The Management Application folder features a manual, an alternative webcam program called AMCAP and a LAN optimizer, which has no UI so it's unclear what it does. The Utility folder features Adobe Reader, Internet Explorer, Windows Media Player and a calculator; this folder is the biggest waste of them all.
Additionally, there's a desktop shortcut to Gigabyte's Smart Manager v3. That has toggles for a ton of settings and a dashboard that shows temperature, internet speed, and CPU and GPU usage.
Of course, there's also the typical bloat you'll find on any Windows 10 machine, like Candy Crush Soda Saga, Disney Magic Kingdoms, Bubble Witch 3 Saga, March of Empires: War of Lords and Dolby Access.
Gigabyte sells the Aero 15X with a two-year warranty. See how the company performed on our Best and Worst Gaming Laptop Brands ranking.
How Much Does the Aero 15X Cost?
The Aero 15X we reviewed costs $2,299 and comes with an Intel Core i7-8750H Coffee Lake CPU, 16GB of RAM, a 512GB M.2 PCIe SSD, an Nvidia GeForce GTX 1070 Max-Q GPU with 8GB of VRAM and a 1080p, 144Hz display.
MORE: The Best Gaming Laptops
The $2,000 base model, called the Aero 15, is identical to the Aero 15X, except that it features a GTX 1060 Max-Q GPU with 6GB of VRAM. A $2,499 Aero 15X has identical specs to our test model but trades the 1080p, 144Hz display for a 4K screen.
The Aero 15X is a portable, sleek notebook with a minimal bezel, long battery life and strong performance, but those plusses are marred by horrible webcam placement, quiet speakers and a dimmer-than-average display.
If you can live with some thicker bezels, you should check out MSI's GS65 Stealth Thin.

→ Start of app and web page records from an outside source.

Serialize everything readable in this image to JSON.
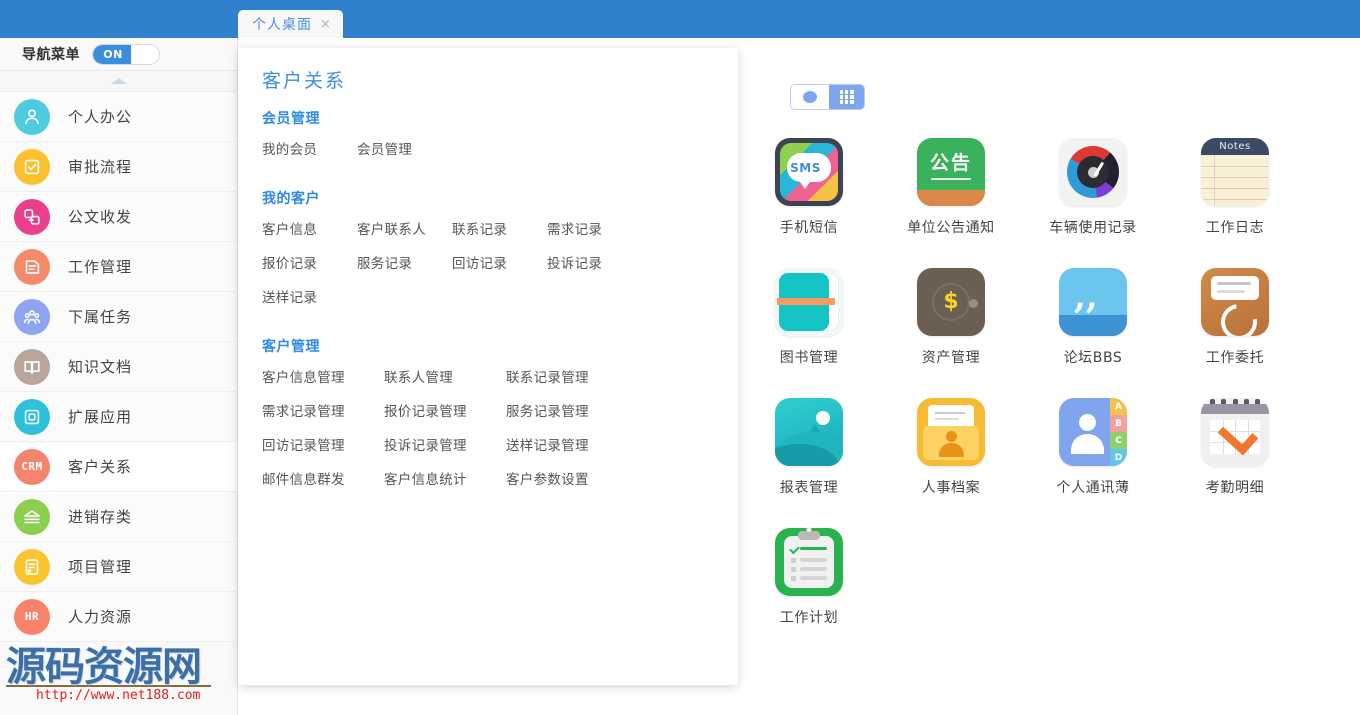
{
  "topbar": {
    "accent_color": "#3080ce",
    "tab": {
      "label": "个人桌面",
      "close": "×"
    }
  },
  "sidebar": {
    "nav_menu_label": "导航菜单",
    "toggle_state": "ON",
    "collapse_icon": "caret-up-icon",
    "items": [
      {
        "label": "个人办公",
        "icon": "user-icon",
        "color": "#4ecbe0",
        "active": false
      },
      {
        "label": "审批流程",
        "icon": "approval-icon",
        "color": "#fbc02d",
        "active": false
      },
      {
        "label": "公文收发",
        "icon": "document-exchange-icon",
        "color": "#ea3f8b",
        "active": false
      },
      {
        "label": "工作管理",
        "icon": "task-icon",
        "color": "#f58a6a",
        "active": false
      },
      {
        "label": "下属任务",
        "icon": "team-icon",
        "color": "#8ea4f0",
        "active": false
      },
      {
        "label": "知识文档",
        "icon": "book-icon",
        "color": "#b9a69a",
        "active": false
      },
      {
        "label": "扩展应用",
        "icon": "extension-icon",
        "color": "#2ec1dd",
        "active": false
      },
      {
        "label": "客户关系",
        "icon": "crm-icon",
        "color": "#f4846b",
        "text": "CRM",
        "active": true
      },
      {
        "label": "进销存类",
        "icon": "inventory-icon",
        "color": "#8ccf4e",
        "active": false
      },
      {
        "label": "项目管理",
        "icon": "project-icon",
        "color": "#f7c631",
        "active": false
      },
      {
        "label": "人力资源",
        "icon": "hr-icon",
        "color": "#f9836a",
        "text": "HR",
        "active": false
      }
    ]
  },
  "watermark": {
    "text": "源码资源网",
    "url": "http://www.net188.com"
  },
  "megapanel": {
    "title": "客户关系",
    "groups": [
      {
        "title": "会员管理",
        "wide": false,
        "links": [
          "我的会员",
          "会员管理"
        ]
      },
      {
        "title": "我的客户",
        "wide": false,
        "links": [
          "客户信息",
          "客户联系人",
          "联系记录",
          "需求记录",
          "报价记录",
          "服务记录",
          "回访记录",
          "投诉记录",
          "送样记录"
        ]
      },
      {
        "title": "客户管理",
        "wide": true,
        "links": [
          "客户信息管理",
          "联系人管理",
          "联系记录管理",
          "需求记录管理",
          "报价记录管理",
          "服务记录管理",
          "回访记录管理",
          "投诉记录管理",
          "送样记录管理",
          "邮件信息群发",
          "客户信息统计",
          "客户参数设置"
        ]
      }
    ]
  },
  "main": {
    "view_toggle": {
      "list_icon": "circle-icon",
      "grid_icon": "grid-icon",
      "selected": "grid"
    },
    "apps": [
      {
        "label": "手机短信",
        "icon": "sms-icon"
      },
      {
        "label": "单位公告通知",
        "icon": "notice-icon"
      },
      {
        "label": "车辆使用记录",
        "icon": "gauge-icon"
      },
      {
        "label": "工作日志",
        "icon": "notes-icon",
        "badge": "Notes"
      },
      {
        "label": "图书管理",
        "icon": "book-icon"
      },
      {
        "label": "资产管理",
        "icon": "wallet-icon"
      },
      {
        "label": "论坛BBS",
        "icon": "quote-bubble-icon"
      },
      {
        "label": "工作委托",
        "icon": "entrust-icon"
      },
      {
        "label": "报表管理",
        "icon": "report-chart-icon"
      },
      {
        "label": "人事档案",
        "icon": "personnel-file-icon"
      },
      {
        "label": "个人通讯薄",
        "icon": "contacts-icon",
        "tabs": [
          "A",
          "B",
          "C",
          "D"
        ]
      },
      {
        "label": "考勤明细",
        "icon": "attendance-calendar-icon"
      },
      {
        "label": "工作计划",
        "icon": "clipboard-plan-icon"
      }
    ]
  }
}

It's also quite compact, and while the bezels on the side are a little thicker than those on the Aero, the webcam is in the right place and that black and gold finish turns heads. Its battery life is shorter than the Aero's, but still impressive for a gaming notebook. And the MSI has excellent audio performance and a better screen than the Aero. It's $2,099 for a similar SKU to what we tested, so the Stealth Thin is also a little cheaper. It starts at $1,799, with a GTX 1050.
The Aero 15X is a well-designed laptop, but that takes it only so far. A gaming laptop can live or die with its screen, and the Aero 15X's isn't as good as others. Still, this laptop's performance is great and the battery lasts long, so it should be up for consideration.
Credit: Shaun Lucas/Laptop Mag
|CPU||Intel Core i7-8750H @2.2 GHz|
|Operating System||Windows 10 Home|
|RAM Upgradable to|
|Hard Drive Size||512GB SSD|
|Hard Drive Speed|
|Hard Drive Type||M.2 PCIe SSD|
|Secondary Hard Drive Size|
|Secondary Hard Drive Speed|
|Secondary Hard Drive Type|
|Highest Available Resolution||3840 x 2160|
|Optical Drive Speed|
|Graphics Card||Nvidia GeForce GTX 1070 Max-Q (8GB)|
|Video Memory||6 GB|
|Touchpad Size||4.1 x 2.7 inches|
|Ports (excluding USB)||Kensington Lock|
|Ports (excluding USB)||Mini Display Port|
|Ports (excluding USB)||RJ-45|
|Ports (excluding USB)||USB 3.1|
|Ports (excluding USB)||SD card slot|
|Ports (excluding USB)||Thunderbolt 3|
|Ports (excluding USB)||HDMI|
|Ports (excluding USB)||Headphone/Mic|
|Card Slots||SD memory reader|
|Size||14 x 9.8 x 0.7 inches|